- No lending to the government by commercial banks instead Central Bank will provide loans to the government.
- Define the method of Non-Performing Assets (NPA) and their recovery mode.
- Market determinant interest rates, and deposit rates to prime candidates. The government was barred from interfering in this situation.
- It provides greater autonomy to banks.
– Narasimham committee II (1998)
It paved the way for second-generation banking reforms in India. Some of the recommendations of Narasimham Committee II are as follows:
- Open competition in banks- It involves market-determined price of government securities, entry of new commercial banks to increase competition for efficiency of banking sector, etc.
- Supervision regulation- The committee suggested Financial Sector Code for the supervision of bank loans and assets, etc.
- Prudential Norms- To prevent failure of banks, adequate liquidity must be maintained as per Capital Adequacy Ratio (CAR). This norm provides a safety wall for the banks.
- Institutional Changes- Banking Lok Adalat for dispute settlement in banks was established. SARFAISHI Act was enacted. The Insolvency and Bankruptcy Code (IBC) was introduced to resolve financial disputes between corporates and banks.
- Banking Ombudsman- A grievance redressal mechanism to solve the problem of financial fraud and complaints.
- Credit Rating System- To solve the problem of asymmetric information and moral hazard, a credit rating mechanism was suggested for both customers and banks.
- Technology Norms- Technology plays a crucial role in bringing transparency and efficiency in banking sector. Major technological reforms such as Real Time Gross Settlement (RTGS), core banking solution, etc. are initiated.
4. International Banking Institution-
Basel Norms are the international banking regulations developed by the Basel Committee on Banking Supervision (BCBS). The suggestions of the Basel Committee are crucial amid rising financial risks and globalization of banks.
– Basel Norms I
In 1988, Basel Norms I was introduced with the following recommendations-
- Standardization of Assets- It assigned credit risk on the basis of default such as 0% for safer assets and 150% for risky assets.
- Defined Asset to Risk Ratio- The minimum capital requirement was fixed at 8% of risk weighted assets.
– Basel Norms II
BCBS published Basel II guidelines in 2004. The guidelines were based on three parameters.
- Capital Adequacy Requirement- Banks should maintain a minimum capital adequacy requirement of 8% of risk assets.
- Supervisory Review-Banks are now required to undergo auditing within three months.

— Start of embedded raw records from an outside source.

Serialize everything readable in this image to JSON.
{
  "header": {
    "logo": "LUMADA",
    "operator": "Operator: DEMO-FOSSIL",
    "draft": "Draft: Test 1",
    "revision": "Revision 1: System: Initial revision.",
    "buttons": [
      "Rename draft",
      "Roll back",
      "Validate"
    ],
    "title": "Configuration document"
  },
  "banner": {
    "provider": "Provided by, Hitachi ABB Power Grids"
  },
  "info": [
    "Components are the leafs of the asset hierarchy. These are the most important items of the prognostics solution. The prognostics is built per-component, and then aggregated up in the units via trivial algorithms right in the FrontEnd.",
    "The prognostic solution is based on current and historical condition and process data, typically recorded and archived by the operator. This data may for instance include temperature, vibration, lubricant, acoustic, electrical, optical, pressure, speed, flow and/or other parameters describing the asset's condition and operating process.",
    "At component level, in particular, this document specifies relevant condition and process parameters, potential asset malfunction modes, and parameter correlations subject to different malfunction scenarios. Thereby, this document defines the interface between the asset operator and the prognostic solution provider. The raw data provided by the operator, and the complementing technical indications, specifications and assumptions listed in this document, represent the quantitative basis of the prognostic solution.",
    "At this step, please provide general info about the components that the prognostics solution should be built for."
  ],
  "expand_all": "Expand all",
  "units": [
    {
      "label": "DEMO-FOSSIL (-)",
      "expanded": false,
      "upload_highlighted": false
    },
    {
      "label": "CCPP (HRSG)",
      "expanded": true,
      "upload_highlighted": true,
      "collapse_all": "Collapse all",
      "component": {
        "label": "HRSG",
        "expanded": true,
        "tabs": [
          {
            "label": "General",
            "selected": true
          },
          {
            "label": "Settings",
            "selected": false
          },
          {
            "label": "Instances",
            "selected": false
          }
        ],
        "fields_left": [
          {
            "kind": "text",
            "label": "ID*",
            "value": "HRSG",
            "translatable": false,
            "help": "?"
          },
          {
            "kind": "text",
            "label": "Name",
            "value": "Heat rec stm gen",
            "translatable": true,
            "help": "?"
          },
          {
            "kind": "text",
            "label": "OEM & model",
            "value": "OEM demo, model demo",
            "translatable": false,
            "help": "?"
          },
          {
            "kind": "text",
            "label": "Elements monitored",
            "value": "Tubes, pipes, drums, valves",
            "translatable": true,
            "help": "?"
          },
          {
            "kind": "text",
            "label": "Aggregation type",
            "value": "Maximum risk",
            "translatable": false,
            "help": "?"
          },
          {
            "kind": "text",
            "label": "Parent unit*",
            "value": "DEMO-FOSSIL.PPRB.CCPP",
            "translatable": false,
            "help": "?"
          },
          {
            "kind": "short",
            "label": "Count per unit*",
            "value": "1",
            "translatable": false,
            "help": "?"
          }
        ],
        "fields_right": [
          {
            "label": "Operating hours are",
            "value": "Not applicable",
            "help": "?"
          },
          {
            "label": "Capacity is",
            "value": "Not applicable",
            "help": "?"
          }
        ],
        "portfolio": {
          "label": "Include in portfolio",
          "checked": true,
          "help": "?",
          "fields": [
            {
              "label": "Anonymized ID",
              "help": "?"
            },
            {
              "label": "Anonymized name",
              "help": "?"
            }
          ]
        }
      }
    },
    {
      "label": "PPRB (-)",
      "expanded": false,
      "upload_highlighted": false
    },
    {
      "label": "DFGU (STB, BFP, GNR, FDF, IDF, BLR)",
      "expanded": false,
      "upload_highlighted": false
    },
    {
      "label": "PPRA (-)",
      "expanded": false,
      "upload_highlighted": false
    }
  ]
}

The internal auditor will not be allowed to audit. It can be done only through the person of central authority or by foreign auditors.
- Transparency- Every bank needs to submit its report to the Central Bank. It assigned accountability provisions for defaulters and other stakeholders.
– Basel Norms III
In 2010, Basel III guidelines were released. It was developed in response to the global financial crisis of 2007-08.
- The objective of Basel Norms III is to increase the liquidity of banks and decrease bank leverage.
5. Miscellaneous Reforms-
India added ‘s’ in the international CAMEL step i.e.
C refers to Capital Adequacy
A= Asset Quality
M= Management such as audit, inspecting, report, accountability, etc.
E= Efficiency in case of per bank employee, per branch, etc. with the help of technology.
s= Sovereignty or autonomy of banks.
– Buckting System
The matching of assets and liabilities within a given time period (usually 2/7/15 days or 3 months/1 year) with the help of RBI and other institutions is known as Asset-Liability Management (ALM) or Bucket System.